About this exercise
What is needed is the full set of records, word for word, with no pictures.

Dataset extract
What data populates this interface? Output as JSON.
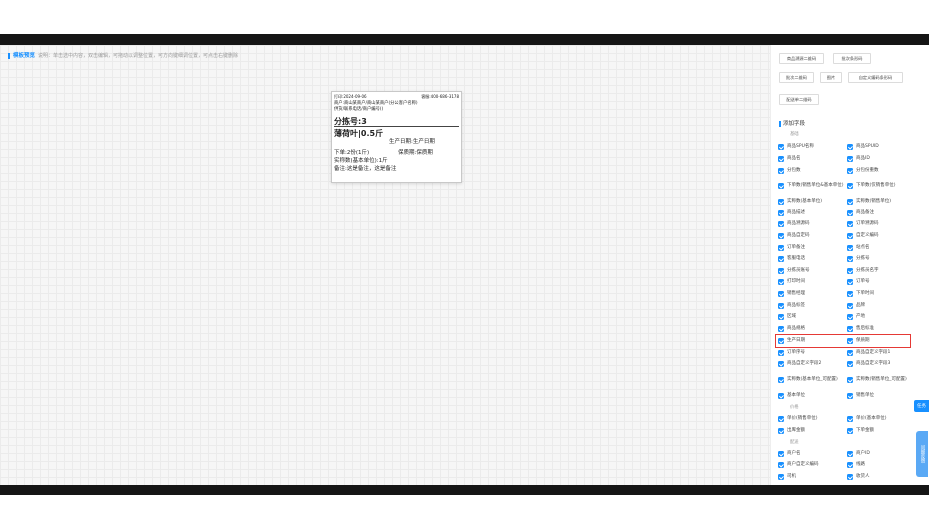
{
  "preview": {
    "title": "模板预览",
    "hint": "说明：单击选中内容，双击编辑，可拖动以调整位置，可方向键细调位置，可点击右键删除"
  },
  "label": {
    "print_time": "打印:2024-09-06",
    "phone": "客服:400-686-3178",
    "merchant_line": "商户:商山某商户/商山某商户(分公客户名称)",
    "address_line": "供货/联系电话/商户编号()",
    "sort_no": "分拣号:3",
    "product": "薄荷叶|0.5斤",
    "dates": "生产日期:生产日期",
    "order_qty": "下单:2份(1斤)",
    "shelf_life": "保质期:保质期",
    "actual_qty": "实称数(基本单位):1斤",
    "remark": "备注:这是备注，这是备注"
  },
  "sidebar": {
    "buttons": [
      "商品溯源二维码",
      "批次条形码",
      "批次二维码",
      "图片",
      "自定义编码条形码",
      "配送单二维码"
    ],
    "section_title": "添加字段",
    "groups": [
      "基础",
      "价格",
      "配送"
    ],
    "fields": [
      "商品SPU名称",
      "商品SPUID",
      "商品名",
      "商品ID",
      "分包数",
      "分包份重数",
      "下单数(销售单位&基本单位)",
      "下单数(仅销售单位)",
      "实称数(基本单位)",
      "实称数(销售单位)",
      "商品描述",
      "商品备注",
      "商品溯源码",
      "订单溯源码",
      "商品自定码",
      "自定义编码",
      "订单备注",
      "站点名",
      "客服电话",
      "分拣号",
      "分拣员账号",
      "分拣员名字",
      "打印时间",
      "订单号",
      "销售经理",
      "下单时间",
      "商品标签",
      "品牌",
      "区域",
      "产地",
      "商品规格",
      "售后标准",
      "生产日期",
      "保质期",
      "订单序号",
      "商品自定义字段1",
      "商品自定义字段2",
      "商品自定义字段3",
      "实称数(基本单位_可配置)",
      "实称数(销售单位_可配置)",
      "基本单位",
      "销售单位",
      "单价(销售单位)",
      "单价(基本单位)",
      "出库金额",
      "下单金额",
      "商户名",
      "商户ID",
      "商户自定义编码",
      "线路",
      "司机",
      "收货人"
    ]
  },
  "floating": {
    "task": "任务",
    "feedback": "问题反馈"
  }
}
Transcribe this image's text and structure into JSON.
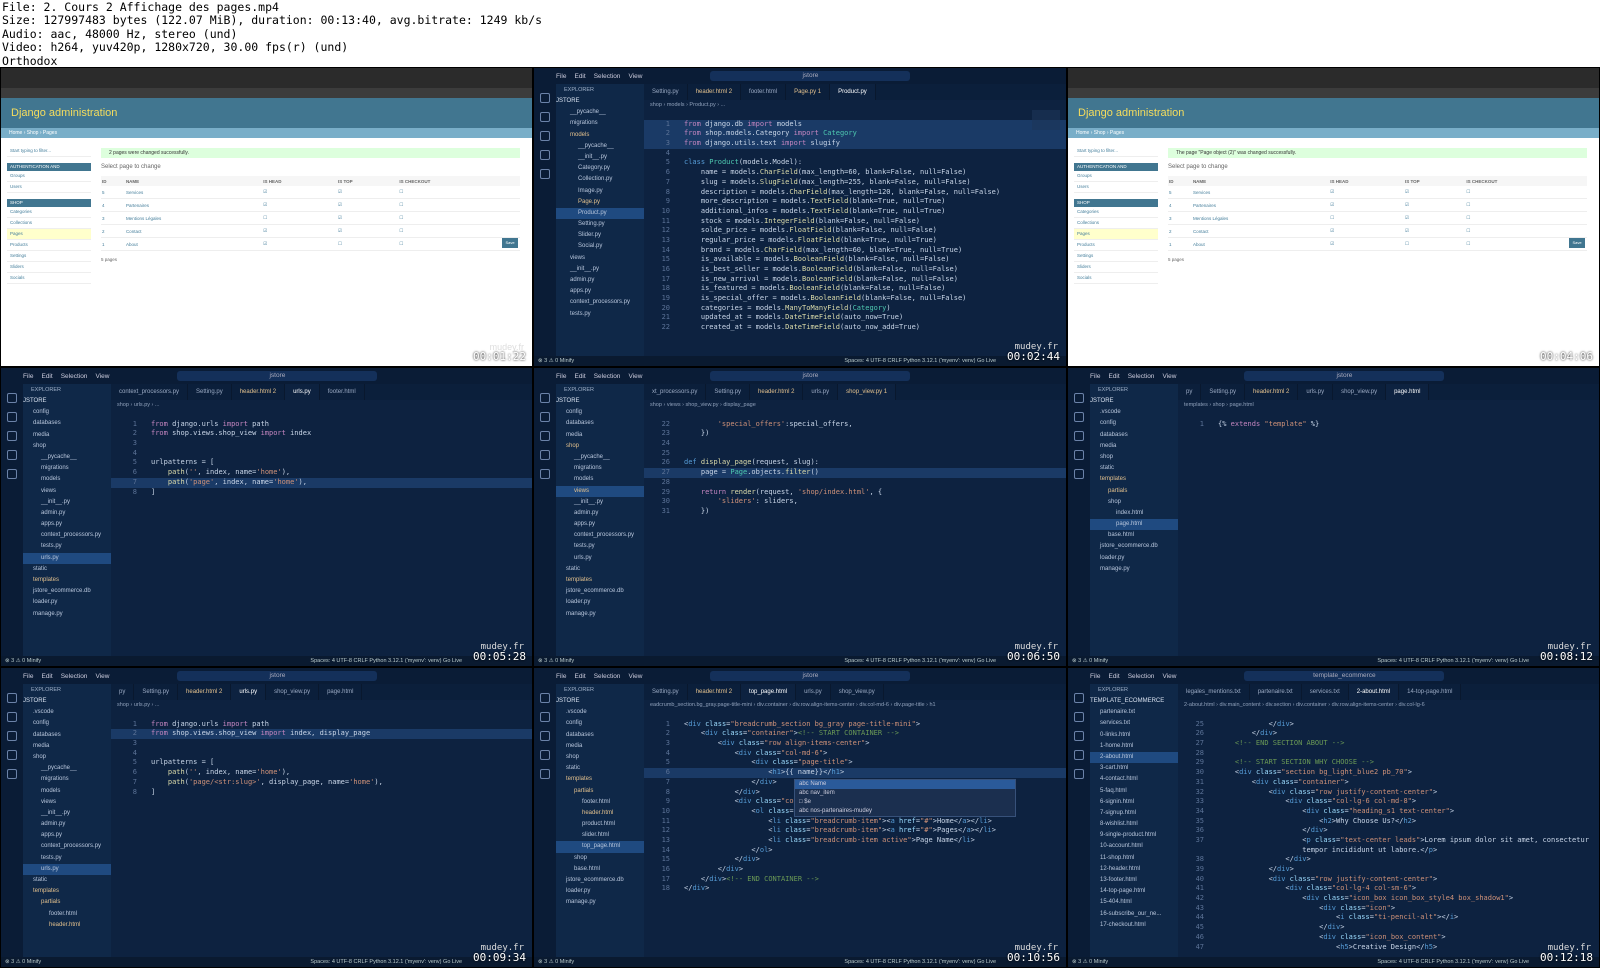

Worked solution
What data populates this interface? Output as JSON.
{
  "preview": {
    "title": "模板预览",
    "hint": "说明：单击选中内容，双击编辑，可拖动以调整位置，可方向键细调位置，可点击右键删除"
  },
  "label": {
    "print_time": "打印:2024-09-06",
    "phone": "客服:400-686-3178",
    "merchant_line": "商户:商山某商户/商山某商户(分公客户名称)",
    "address_line": "供货/联系电话/商户编号()",
    "sort_no": "分拣号:3",
    "product": "薄荷叶|0.5斤",
    "dates": "生产日期:生产日期",
    "order_qty": "下单:2份(1斤)",
    "shelf_life": "保质期:保质期",
    "actual_qty": "实称数(基本单位):1斤",
    "remark": "备注:这是备注，这是备注"
  },
  "sidebar": {
    "buttons": [
      "商品溯源二维码",
      "批次条形码",
      "批次二维码",
      "图片",
      "自定义编码条形码",
      "配送单二维码"
    ],
    "section_title": "添加字段",
    "groups": [
      "基础",
      "价格",
      "配送"
    ],
    "fields": [
      "商品SPU名称",
      "商品SPUID",
      "商品名",
      "商品ID",
      "分包数",
      "分包份重数",
      "下单数(销售单位&基本单位)",
      "下单数(仅销售单位)",
      "实称数(基本单位)",
      "实称数(销售单位)",
      "商品描述",
      "商品备注",
      "商品溯源码",
      "订单溯源码",
      "商品自定码",
      "自定义编码",
      "订单备注",
      "站点名",
      "客服电话",
      "分拣号",
      "分拣员账号",
      "分拣员名字",
      "打印时间",
      "订单号",
      "销售经理",
      "下单时间",
      "商品标签",
      "品牌",
      "区域",
      "产地",
      "商品规格",
      "售后标准",
      "生产日期",
      "保质期",
      "订单序号",
      "商品自定义字段1",
      "商品自定义字段2",
      "商品自定义字段3",
      "实称数(基本单位_可配置)",
      "实称数(销售单位_可配置)",
      "基本单位",
      "销售单位",
      "单价(销售单位)",
      "单价(基本单位)",
      "出库金额",
      "下单金额",
      "商户名",
      "商户ID",
      "商户自定义编码",
      "线路",
      "司机",
      "收货人"
    ]
  },
  "floating": {
    "task": "任务",
    "feedback": "问题反馈"
  }
}
Transcribe this image's text and structure into JSON.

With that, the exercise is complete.